So, what is MS Access?

MS Access is a data repository system whereby data can be stored, extracted, organised and presented in order to aid with reporting and analysis.

It is often referred to as a departmental solution for data issues but because it is so sophisticated can be used for complex data warehousing tasks.

Previous versions of Access (97, 2000, 2003, and 2007) were client only applications but due to the ability of SharePoint to house an Access project, Access can now be used as a fully functioning web application.

Access features several components:



Tables are 2-Dimensional files that store data. They consist of columns of data (known as fields) and rows of data (known as records). They use data validation to ensure that the correct type of data is stored in the correct field.



When a table shares a field with another table they are said to be related. An example of this would be a table for teachers and classes. A class will contain a teacher so a table for classes will contain a field for teachers.



Select queries can return all records in a table but are normally used to return filtered data for forms and reports.



Calculated fields can also be used which means that Access doesn’t have to store all data in a table.

Queries are created using the Query designer:

Fields from tables are dropped into the field box in the query designer and data can be filtered by creating expressions in the criteria box.

After the relevant information has been added the query can be run and will produce the relevant subset of records in datasheet view:



Forms are used in Access to both display records and to enable users to edit data stored in a table. There are many different ways forms can be created although generally they either present all the records from a subset of a table or tables (continuous forms) or they present a single record for editing (data entry forms.)


Continuous forms allow users to view all records in a table or query flowing vertically down the page. They also have buttons which can be used to open related forms or reports.

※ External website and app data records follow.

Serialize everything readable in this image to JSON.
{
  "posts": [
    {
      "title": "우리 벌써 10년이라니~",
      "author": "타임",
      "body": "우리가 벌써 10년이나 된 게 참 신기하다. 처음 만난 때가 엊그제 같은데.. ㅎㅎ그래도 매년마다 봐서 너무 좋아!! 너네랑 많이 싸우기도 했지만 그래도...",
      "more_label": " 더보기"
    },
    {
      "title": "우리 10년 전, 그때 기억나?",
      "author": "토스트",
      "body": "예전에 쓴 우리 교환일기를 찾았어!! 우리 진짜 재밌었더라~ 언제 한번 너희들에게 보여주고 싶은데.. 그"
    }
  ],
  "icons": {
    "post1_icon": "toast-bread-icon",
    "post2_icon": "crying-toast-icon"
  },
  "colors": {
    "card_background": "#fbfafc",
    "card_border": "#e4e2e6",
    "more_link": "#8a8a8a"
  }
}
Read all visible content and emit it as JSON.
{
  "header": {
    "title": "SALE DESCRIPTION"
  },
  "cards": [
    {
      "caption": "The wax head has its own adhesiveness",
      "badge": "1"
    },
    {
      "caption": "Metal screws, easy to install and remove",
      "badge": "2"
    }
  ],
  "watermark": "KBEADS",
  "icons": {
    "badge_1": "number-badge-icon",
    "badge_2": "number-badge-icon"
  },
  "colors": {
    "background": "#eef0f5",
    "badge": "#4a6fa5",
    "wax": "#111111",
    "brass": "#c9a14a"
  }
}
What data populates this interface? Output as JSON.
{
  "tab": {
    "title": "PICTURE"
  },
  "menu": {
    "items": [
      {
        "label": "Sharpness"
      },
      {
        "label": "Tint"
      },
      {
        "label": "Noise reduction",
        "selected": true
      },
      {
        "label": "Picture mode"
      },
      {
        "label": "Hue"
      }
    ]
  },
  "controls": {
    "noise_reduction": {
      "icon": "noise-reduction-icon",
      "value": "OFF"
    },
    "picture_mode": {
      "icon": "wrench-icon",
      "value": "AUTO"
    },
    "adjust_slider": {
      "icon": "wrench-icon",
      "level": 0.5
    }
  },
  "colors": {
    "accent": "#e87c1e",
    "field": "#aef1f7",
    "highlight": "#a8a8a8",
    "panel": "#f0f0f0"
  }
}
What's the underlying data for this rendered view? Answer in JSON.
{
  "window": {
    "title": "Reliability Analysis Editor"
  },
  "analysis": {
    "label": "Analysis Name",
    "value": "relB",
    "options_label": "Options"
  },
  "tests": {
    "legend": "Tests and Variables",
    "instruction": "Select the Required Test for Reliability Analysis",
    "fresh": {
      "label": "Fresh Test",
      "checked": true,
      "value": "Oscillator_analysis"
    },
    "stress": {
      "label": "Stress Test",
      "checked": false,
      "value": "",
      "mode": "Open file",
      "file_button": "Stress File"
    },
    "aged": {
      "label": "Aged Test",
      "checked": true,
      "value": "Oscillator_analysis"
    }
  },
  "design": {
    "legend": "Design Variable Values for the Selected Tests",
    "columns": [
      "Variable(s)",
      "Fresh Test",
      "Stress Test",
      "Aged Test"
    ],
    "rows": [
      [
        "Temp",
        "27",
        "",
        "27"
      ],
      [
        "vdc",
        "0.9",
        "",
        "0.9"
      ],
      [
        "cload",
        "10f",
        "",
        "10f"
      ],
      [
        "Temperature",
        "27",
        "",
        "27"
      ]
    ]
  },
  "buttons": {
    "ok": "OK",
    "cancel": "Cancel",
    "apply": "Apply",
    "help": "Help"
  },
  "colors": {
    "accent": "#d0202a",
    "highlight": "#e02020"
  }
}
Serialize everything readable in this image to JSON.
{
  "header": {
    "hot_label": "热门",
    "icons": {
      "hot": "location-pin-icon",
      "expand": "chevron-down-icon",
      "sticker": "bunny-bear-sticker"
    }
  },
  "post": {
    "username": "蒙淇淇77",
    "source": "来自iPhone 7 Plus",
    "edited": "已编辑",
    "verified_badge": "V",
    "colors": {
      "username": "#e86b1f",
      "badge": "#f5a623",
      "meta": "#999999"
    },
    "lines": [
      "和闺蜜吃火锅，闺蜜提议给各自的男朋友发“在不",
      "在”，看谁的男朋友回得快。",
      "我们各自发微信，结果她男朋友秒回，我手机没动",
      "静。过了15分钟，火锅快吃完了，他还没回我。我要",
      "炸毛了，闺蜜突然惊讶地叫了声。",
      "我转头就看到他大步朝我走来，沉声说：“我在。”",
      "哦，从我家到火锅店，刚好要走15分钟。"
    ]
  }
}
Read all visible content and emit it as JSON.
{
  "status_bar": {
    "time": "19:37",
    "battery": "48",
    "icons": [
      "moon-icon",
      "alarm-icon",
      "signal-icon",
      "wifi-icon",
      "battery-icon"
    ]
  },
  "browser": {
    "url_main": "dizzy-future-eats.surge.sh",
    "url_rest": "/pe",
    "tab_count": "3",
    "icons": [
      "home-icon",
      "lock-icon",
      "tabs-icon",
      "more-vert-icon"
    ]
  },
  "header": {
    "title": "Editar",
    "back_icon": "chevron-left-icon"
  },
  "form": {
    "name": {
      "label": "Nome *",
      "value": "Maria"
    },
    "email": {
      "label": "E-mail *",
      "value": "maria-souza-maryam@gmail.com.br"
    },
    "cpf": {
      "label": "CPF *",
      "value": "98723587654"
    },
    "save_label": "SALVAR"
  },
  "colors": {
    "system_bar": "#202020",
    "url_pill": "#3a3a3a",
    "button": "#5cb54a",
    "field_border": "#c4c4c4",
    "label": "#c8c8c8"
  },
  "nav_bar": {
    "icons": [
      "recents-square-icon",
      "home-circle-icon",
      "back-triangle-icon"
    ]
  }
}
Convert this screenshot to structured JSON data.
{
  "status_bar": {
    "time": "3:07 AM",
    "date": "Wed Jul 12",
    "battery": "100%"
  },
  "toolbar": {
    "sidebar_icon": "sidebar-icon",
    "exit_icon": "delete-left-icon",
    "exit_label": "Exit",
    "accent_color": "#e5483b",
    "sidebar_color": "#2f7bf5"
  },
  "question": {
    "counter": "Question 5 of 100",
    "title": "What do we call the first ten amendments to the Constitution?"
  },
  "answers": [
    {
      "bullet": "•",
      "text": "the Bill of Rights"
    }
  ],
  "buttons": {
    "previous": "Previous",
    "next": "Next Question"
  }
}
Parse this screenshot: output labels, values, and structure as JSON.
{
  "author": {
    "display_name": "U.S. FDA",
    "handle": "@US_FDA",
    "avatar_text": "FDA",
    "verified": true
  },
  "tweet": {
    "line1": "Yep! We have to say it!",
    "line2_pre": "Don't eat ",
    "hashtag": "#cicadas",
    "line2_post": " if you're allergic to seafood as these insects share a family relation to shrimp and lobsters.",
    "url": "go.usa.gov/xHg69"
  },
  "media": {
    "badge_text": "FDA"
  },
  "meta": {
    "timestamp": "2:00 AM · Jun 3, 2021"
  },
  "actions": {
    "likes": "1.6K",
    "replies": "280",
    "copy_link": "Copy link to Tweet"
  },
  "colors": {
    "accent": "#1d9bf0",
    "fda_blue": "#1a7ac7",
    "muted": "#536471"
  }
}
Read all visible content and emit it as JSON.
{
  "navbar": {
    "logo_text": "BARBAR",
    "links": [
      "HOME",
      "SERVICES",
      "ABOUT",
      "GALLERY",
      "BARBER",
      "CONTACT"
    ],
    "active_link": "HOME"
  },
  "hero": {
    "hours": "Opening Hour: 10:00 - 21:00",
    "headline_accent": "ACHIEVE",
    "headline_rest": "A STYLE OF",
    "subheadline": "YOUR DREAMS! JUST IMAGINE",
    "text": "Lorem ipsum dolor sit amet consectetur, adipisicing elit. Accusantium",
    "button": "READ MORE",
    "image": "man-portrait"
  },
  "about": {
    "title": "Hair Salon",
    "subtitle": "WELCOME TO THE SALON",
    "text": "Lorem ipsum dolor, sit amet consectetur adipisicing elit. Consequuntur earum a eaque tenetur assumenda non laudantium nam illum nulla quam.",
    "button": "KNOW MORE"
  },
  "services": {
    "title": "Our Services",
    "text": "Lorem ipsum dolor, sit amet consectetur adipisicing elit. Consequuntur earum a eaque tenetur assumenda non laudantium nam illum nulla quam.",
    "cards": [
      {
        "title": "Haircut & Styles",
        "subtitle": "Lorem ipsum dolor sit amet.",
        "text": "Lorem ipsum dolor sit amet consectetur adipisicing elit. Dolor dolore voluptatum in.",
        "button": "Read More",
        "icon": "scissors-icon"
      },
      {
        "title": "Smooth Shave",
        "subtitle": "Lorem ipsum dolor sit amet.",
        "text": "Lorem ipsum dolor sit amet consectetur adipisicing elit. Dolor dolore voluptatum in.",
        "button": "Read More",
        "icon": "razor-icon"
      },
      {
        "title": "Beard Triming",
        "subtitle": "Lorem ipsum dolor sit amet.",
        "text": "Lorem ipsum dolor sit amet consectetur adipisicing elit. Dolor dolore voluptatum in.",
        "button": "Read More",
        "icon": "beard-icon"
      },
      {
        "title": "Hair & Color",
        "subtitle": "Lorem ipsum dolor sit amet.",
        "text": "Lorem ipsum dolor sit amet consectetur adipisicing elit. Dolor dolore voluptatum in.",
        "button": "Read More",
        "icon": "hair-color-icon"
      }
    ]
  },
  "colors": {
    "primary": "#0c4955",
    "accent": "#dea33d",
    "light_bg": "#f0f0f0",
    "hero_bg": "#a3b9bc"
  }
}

Data entry forms present one record in detail and allow it to be edited. Use of validation rules can prevent the wrong data from being entered into the wrong fields and use of tabs and navigation buttons can make it easier to locate and present data.



Reports are one of the most powerful features in MS Access. They are used to summarise data and present it in a way which is relevant, easy to understand and useful for the end user.



In MS Access reports use the banded design concept whereby (similar to continuous forms) records from a table or query are displayed flowing vertically down the page.

A standard type of report would be a summary report where records are presented in summary form, often having been grouped, sorted and totalled.

Reports can also contain sub-reports which are linked to display related data. These types of reports are often referred to as “Detailed” reports as they provide detailed information about a particular subject.



Macros are used in MS Access to automate tasks. They are an excellent alternative to using Visual Basic for Applications and are simple and easy to use.



Macros can be used for tasks such as saving a form or report, closing a window, sending a message to the user, opening a query, etc.

The macro user interface has undergone many changes since it was first introduced but has settled on a code style interface with indents in Access 2010.




  • dadaboss92 says:

    I followed your tuto for a combo box that depends on another one. Good tuto because it seems that lot of people suggest to use vba.
    I have got a question about your tuto. When you have got 3 combo box linked, after you filled them if you change the 1st, the 3rd doesn’t become blank.
    Any suggestion ?
    Thank you

  • Greg Shulman says:

    In your invoice tutorial you mentioned that the “Invoice” topic could be a whole separate series of tutorials. Did you ever produce one? I am looking for some help designing an invoice capable of handling 2 differently applied taxes, with or without shipping, layaway sales, and a couple of other little quirks particular to our business.
    Thank you,

    • admin says:

      Not yet. I will be releasing some tutorials on Access 2007 in the near future where I create an invoice and do it in a bit more detail which would (to a certain extent) answer your question.